Though there is an Anabaptist community in the area, Mennonite name recognition has lessened in the past few decades, said Rich Martin, director of advancement and admissions.
“I graduated from Western Mennonite School in 1985, and it was a little different then,” he said. “We probably had 50 percent Mennonite kids then. This year at the beginning we had three out of our 182 students.
“It hasn’t changed what we teach. We’re still teaching peace and justice and servanthood and nonresistance.”
The high school was founded in 1945, the same year Oregan passed a school-attendance law raising the age of compulsory attendance to 16. Junior high was added in 1993, followed by sixth grade in 1998.
Kindergarten through fifth grade was added this summer, in a transition Martin said was unrelated to the name change.
“Enrollment is up. Part of that is adding K-5, but even without that we would have been up,” he said.
In 2018, students come from more than 20 denominations. As an example of where the school finds itself, Martin recalled a family with four children who recently moved to the area.
“They bought a dairy three miles from the school, but they drove 15 miles to Salem Academy, a private Christian academy,” he said. “They drove by our school every day because they didn’t know what ‘Mennonite’ was and thought you had to be Mennonite to go here. Now they attend here because of relationships with the other farmers around here, and we even hired the mom to teach some art.”
The school’s board announced plans for a name change to alumni and current families in March. At that time, it presented options of Western Valley Christian Academy or King’s Creek Academy, based on the stream that runs through the 45-acre property.

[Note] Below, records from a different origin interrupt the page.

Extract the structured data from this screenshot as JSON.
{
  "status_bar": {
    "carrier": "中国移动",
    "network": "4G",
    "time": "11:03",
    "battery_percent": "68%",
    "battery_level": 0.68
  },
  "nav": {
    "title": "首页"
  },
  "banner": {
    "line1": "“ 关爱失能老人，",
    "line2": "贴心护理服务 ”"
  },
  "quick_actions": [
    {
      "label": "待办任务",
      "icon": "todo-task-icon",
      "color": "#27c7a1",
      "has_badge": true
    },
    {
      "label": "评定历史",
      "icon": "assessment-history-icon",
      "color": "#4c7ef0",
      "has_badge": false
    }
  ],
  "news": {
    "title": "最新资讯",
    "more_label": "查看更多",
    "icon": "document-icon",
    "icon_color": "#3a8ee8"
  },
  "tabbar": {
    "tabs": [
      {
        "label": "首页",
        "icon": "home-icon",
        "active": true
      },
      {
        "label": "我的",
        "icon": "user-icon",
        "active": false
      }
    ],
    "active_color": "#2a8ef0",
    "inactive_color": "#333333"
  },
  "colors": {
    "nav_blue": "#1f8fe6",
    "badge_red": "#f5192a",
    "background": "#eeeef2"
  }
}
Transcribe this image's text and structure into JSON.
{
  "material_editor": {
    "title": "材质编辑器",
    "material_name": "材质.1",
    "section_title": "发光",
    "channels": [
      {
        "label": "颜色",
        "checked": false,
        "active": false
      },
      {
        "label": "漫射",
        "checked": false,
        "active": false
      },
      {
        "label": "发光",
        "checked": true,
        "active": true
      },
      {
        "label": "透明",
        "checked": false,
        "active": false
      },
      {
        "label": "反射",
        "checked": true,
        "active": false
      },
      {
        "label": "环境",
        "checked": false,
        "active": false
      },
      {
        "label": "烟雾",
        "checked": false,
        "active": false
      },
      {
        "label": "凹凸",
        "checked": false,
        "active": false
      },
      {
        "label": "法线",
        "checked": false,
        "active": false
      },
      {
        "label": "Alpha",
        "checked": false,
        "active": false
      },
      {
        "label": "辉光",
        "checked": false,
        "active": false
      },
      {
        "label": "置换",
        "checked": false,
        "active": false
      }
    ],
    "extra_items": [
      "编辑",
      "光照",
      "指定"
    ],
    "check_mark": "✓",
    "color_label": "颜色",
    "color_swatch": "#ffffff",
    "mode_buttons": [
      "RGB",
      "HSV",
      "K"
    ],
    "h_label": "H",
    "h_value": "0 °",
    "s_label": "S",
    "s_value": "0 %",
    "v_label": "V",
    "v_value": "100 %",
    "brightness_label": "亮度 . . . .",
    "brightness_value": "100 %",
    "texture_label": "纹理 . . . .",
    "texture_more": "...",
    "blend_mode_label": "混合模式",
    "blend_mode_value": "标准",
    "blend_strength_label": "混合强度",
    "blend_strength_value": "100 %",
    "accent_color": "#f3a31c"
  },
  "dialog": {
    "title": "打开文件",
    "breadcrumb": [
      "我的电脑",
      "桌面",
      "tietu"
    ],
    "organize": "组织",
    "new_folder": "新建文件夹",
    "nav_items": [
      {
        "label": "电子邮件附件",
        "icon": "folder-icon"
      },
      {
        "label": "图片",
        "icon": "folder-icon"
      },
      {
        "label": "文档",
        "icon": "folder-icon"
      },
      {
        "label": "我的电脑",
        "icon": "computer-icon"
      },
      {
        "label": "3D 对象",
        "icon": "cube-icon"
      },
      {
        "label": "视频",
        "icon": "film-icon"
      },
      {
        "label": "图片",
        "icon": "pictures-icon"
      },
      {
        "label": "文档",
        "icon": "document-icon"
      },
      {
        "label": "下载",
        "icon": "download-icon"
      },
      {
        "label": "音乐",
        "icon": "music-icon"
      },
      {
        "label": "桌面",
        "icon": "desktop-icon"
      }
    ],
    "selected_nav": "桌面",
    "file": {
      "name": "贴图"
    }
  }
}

The school is affiliated with Mennonite Schools Council of Mennonite Church USA’s Mennonite Education Agency.